When I was writing Unravel, it was a genuinely tender and vulnerable time.
Pouring my heart onto the page, telling stories that few had ever heard, and knowing that certain people wouldn’t like the things I had to share to tell the story I needed to tell.
I chose three people to help edit the very first draft. People who knew me and my voice but would give honest feedback before rolling it out to a few different professional editors.
They all had thoughts and opinions.
They all had parts they felt didn’t make sense.
They all had questions they believed should be answered.
They all had sections they didn’t like or encouraged me to rewrite.
And some edited my grammar very, very heavily.

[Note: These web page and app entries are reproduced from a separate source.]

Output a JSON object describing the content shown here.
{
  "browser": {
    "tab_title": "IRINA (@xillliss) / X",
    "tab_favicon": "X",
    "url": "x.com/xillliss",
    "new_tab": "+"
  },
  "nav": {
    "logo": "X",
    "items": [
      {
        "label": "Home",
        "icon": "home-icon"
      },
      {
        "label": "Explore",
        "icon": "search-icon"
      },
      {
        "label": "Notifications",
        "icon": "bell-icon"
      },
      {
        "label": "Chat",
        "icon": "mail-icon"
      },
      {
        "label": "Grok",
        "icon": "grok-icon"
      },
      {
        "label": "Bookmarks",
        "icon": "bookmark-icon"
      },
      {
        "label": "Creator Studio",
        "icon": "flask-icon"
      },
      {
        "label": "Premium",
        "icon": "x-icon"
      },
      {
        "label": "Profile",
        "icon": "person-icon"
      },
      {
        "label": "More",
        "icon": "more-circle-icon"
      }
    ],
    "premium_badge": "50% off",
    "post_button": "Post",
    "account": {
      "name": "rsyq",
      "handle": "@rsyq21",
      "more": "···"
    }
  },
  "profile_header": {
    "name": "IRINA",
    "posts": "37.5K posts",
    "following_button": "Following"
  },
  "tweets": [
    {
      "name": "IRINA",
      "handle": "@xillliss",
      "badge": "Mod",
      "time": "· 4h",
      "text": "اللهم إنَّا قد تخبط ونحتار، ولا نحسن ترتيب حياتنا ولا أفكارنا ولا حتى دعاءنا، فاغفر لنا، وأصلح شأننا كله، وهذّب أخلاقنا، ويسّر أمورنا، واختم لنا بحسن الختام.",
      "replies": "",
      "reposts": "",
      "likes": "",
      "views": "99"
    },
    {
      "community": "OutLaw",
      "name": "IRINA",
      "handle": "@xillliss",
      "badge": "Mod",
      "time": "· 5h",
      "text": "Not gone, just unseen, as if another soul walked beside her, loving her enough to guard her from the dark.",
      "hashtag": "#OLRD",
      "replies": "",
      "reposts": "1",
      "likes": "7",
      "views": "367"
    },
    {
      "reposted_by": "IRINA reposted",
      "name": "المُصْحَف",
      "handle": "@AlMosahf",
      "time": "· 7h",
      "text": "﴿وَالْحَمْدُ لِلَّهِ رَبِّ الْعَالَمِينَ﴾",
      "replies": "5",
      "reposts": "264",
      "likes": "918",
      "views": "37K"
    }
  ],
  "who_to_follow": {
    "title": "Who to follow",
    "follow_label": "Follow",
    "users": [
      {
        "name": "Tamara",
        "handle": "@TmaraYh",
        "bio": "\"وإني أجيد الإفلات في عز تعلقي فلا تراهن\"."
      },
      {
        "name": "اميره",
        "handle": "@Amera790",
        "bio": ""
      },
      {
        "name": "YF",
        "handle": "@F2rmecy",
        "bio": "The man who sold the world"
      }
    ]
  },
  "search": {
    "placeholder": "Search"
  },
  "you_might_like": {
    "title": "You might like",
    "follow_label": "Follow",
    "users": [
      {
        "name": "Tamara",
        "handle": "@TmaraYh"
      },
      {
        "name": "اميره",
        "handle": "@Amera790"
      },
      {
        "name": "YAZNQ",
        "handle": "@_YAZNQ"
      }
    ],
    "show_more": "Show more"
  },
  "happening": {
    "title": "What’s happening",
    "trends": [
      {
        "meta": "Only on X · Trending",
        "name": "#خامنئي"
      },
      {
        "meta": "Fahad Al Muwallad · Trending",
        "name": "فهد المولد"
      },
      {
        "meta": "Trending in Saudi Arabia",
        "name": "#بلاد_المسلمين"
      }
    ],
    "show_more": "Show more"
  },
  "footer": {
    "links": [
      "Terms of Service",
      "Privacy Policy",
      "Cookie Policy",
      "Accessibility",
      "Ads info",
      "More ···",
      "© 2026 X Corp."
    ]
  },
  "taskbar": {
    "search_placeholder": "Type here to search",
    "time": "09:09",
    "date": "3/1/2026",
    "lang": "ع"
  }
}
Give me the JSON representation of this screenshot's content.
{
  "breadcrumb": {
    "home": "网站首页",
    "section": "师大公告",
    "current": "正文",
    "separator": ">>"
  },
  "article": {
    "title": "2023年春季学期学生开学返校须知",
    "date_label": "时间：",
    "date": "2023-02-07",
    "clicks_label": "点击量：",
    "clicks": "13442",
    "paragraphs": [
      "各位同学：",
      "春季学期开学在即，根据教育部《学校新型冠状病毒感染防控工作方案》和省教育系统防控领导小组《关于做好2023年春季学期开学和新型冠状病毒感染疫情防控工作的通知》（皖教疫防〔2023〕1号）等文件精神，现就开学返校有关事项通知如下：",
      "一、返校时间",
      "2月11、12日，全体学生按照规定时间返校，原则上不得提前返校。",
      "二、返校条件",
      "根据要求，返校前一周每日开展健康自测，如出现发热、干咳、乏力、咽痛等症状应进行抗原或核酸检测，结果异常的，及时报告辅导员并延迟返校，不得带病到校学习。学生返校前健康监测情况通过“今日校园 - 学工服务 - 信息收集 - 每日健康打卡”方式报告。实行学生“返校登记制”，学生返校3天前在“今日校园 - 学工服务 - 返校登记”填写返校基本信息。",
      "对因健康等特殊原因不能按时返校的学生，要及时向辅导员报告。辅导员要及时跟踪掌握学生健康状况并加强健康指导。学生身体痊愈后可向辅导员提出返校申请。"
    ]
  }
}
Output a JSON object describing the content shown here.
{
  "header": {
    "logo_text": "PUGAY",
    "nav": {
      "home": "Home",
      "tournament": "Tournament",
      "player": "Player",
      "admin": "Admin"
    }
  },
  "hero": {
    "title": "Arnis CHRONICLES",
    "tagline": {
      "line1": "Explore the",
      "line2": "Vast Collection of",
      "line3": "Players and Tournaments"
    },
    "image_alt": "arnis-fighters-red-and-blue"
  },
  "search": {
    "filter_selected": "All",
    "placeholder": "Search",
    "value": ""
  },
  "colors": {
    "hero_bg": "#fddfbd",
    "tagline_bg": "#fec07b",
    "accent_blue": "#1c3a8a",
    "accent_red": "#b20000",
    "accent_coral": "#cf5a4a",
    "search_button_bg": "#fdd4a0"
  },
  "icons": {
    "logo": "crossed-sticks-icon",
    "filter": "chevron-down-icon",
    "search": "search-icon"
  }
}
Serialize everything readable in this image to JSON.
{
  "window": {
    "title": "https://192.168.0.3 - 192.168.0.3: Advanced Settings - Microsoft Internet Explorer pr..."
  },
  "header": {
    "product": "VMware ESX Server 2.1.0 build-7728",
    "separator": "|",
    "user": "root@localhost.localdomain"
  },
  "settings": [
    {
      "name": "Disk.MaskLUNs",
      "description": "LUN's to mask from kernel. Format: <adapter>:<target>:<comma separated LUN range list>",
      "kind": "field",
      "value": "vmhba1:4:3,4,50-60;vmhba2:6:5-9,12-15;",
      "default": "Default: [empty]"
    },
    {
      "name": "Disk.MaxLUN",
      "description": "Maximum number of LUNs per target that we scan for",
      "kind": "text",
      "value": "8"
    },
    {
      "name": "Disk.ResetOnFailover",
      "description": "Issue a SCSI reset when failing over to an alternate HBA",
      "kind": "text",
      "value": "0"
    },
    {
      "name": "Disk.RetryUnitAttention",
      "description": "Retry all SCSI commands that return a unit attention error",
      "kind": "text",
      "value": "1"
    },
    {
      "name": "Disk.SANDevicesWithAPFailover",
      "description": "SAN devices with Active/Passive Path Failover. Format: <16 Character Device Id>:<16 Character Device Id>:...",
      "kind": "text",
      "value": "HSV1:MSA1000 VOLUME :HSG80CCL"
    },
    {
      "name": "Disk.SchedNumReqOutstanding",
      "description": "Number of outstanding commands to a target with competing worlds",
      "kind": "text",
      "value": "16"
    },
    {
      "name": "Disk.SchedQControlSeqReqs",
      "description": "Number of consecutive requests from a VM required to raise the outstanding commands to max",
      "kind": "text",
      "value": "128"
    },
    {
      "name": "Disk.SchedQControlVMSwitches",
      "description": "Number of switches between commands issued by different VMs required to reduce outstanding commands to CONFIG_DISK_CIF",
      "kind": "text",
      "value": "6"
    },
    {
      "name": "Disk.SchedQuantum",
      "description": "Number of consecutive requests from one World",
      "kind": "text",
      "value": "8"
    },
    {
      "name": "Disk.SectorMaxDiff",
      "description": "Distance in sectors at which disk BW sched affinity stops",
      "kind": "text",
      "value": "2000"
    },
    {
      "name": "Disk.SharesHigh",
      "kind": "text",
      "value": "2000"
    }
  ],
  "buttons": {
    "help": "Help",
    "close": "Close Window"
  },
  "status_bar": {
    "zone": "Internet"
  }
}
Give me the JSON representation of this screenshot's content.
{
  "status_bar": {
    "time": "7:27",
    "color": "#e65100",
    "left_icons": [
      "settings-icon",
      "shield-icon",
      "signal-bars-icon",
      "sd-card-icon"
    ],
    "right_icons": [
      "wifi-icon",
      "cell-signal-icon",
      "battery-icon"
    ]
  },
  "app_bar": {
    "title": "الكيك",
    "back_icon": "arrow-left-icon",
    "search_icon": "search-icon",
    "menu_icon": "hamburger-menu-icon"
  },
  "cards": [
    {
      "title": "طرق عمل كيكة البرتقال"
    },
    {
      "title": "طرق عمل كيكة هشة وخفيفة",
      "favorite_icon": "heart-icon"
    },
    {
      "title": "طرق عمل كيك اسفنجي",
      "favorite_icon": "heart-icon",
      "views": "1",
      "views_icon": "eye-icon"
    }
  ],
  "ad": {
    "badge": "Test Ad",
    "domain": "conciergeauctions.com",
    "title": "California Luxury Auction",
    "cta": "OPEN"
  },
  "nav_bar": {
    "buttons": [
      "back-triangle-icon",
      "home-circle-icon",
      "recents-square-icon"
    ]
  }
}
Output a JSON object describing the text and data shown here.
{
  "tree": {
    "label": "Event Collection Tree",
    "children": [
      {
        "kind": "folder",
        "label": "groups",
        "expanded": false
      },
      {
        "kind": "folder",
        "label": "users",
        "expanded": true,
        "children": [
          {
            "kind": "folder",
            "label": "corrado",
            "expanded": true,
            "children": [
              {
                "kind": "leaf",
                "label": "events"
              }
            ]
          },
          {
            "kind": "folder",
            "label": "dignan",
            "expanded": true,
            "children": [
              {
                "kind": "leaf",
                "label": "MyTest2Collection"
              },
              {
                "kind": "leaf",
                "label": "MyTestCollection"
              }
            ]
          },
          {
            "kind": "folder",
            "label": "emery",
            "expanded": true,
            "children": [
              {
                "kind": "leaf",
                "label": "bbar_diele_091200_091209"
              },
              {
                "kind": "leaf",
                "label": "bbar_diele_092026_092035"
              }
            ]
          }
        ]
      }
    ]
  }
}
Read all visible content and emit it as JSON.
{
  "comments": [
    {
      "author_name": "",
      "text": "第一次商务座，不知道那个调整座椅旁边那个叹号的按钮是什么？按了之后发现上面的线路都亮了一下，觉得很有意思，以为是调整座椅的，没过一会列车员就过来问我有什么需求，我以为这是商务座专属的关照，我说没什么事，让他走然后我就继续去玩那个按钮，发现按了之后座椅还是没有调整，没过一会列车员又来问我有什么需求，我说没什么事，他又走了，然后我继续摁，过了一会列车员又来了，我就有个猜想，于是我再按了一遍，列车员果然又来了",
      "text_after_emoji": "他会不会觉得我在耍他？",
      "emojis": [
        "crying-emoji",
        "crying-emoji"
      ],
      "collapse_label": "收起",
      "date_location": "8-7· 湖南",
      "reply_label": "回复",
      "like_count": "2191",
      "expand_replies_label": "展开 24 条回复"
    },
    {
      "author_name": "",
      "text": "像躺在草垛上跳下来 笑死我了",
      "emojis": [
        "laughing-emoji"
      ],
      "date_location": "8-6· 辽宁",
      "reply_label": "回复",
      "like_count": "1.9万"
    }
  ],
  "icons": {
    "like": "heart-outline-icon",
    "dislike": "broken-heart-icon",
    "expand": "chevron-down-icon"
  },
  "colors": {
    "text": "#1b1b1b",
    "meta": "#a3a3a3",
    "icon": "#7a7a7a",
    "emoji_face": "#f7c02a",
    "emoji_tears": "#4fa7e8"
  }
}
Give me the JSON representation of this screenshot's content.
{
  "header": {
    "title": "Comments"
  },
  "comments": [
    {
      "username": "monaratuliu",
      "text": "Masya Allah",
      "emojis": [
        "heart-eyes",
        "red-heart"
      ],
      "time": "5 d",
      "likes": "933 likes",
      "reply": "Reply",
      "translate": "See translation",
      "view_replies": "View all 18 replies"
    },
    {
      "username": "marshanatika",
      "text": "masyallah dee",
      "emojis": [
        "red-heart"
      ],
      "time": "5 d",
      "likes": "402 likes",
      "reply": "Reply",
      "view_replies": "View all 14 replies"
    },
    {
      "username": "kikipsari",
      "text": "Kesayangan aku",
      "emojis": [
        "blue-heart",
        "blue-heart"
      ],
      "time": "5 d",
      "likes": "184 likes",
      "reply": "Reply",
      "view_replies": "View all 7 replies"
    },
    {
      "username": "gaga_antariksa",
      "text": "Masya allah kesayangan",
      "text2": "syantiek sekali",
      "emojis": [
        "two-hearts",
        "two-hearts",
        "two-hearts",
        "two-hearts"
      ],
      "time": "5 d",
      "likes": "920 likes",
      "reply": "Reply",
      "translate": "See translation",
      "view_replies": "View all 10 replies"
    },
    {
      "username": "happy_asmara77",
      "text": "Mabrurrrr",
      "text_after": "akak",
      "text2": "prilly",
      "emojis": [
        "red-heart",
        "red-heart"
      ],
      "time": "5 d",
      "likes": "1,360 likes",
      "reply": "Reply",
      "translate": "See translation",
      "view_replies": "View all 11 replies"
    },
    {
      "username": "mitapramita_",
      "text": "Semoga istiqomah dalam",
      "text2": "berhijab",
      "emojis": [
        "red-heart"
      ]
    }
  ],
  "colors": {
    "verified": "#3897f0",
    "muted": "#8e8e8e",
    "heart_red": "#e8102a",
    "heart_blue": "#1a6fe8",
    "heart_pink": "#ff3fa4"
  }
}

I listened to a good amount of the feedback and ignored quite a bit, especially grammar edits that would have formed more “proper” sentences but stripped my unique style, cadence, and voice.
I had intense discussions with one editor about my perspective, things I was choosing to dance around vs. outright share, and some of the lessons I’d included—things they felt triggered by or strongly disagreed with.
But I didn’t wobble or waiver at all.
Not once did I question the book, the way I’d written it, or what I’d chosen to share. Not once did I allow someone’s personal preference or opinion to influence what I believed needed to be a part of the book. Not once did my wound of feeling deeply misunderstood surface.
I was honestly surprised at this because writing any book—especially a memoir about trauma and loss and all the wild and crazy things I walked through in those challenging years—is literally offering the most intimate and tender parts of yourself for the world to consume and judge.
But I’d done so much processing to heal that I’d made peace with the journey I walked and the decisions/mistakes I’d made. I’d done so much work to clear the trauma, unresolved grief, and debilitating fears. I knew my voice and my way of writing and storytelling. I knew the power of my words when I showed up as honestly and transparently as possible.
So even when people misunderstood me, my journey, and my book—I never once questioned or doubted myself, changed anything that didn’t feel aligned, or felt shame for being judged and misinterpreted.
And that book—that messy, imperfect, grammatically incorrect, and sometimes misinterpreted book—has helped so many people worldwide.
The world needs you, your stories, and your work, whatever those things look like for you. The world needs you to show up, expand, and give your gifts freely and unapologetically. It needs your fullest expression.
You can’t do that when you crumble at the slightest whiff of being misunderstood or judged. You can’t do that when you’re afraid of what other people will think or how they may wrongly perceive you. You can’t do that if you’re watering yourself down to be palatable to everyone you meet.
You have to know yourself and your truth.
You have to show up fully expressed and aligned.
You have to contribute in the ways that you feel called.
Join me Wednesday, July 28th at 7pm ET for the Misunderstood Masterclass and group process so that you have the freedom and leverage to be the person you’re here to be—free from the shackles of fear and shame for good.
This class will change your life.
Link in bio. 💜